BEGIN Task material

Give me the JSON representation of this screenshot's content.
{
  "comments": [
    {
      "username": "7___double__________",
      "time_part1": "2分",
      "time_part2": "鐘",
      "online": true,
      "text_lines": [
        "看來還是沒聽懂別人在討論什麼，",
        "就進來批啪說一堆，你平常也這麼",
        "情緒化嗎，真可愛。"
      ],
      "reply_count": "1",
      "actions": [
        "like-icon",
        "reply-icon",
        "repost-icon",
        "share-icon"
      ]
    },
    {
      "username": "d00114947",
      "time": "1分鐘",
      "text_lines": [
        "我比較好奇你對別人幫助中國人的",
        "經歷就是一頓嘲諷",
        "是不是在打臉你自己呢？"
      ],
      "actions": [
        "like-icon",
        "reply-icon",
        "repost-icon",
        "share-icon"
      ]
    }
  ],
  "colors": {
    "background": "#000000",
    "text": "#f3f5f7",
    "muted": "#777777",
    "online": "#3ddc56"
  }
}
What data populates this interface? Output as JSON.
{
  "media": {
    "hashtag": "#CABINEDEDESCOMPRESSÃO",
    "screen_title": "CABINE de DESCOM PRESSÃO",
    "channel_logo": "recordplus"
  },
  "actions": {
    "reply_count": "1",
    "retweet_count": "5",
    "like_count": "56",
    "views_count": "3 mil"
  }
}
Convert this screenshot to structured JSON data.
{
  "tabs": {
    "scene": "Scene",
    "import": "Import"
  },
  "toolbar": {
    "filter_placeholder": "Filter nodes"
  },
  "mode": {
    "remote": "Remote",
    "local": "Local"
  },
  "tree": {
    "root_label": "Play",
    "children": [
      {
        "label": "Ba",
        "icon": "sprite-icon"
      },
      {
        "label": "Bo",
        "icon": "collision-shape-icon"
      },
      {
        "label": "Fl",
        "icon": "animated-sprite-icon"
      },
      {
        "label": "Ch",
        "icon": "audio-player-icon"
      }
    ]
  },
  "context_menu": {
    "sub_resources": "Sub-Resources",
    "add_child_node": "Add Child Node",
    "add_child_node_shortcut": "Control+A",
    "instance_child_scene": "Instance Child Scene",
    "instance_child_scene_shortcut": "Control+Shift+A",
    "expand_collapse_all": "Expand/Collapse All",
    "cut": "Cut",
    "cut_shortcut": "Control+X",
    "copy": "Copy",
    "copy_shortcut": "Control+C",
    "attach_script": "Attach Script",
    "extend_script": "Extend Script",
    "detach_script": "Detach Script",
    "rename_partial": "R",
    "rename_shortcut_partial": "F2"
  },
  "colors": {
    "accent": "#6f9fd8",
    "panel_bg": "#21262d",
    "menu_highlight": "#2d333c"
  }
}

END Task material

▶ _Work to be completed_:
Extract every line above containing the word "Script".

▶ _Completed exercise_:
    "attach_script": "Attach Script",
    "extend_script": "Extend Script",
    "detach_script": "Detach Script",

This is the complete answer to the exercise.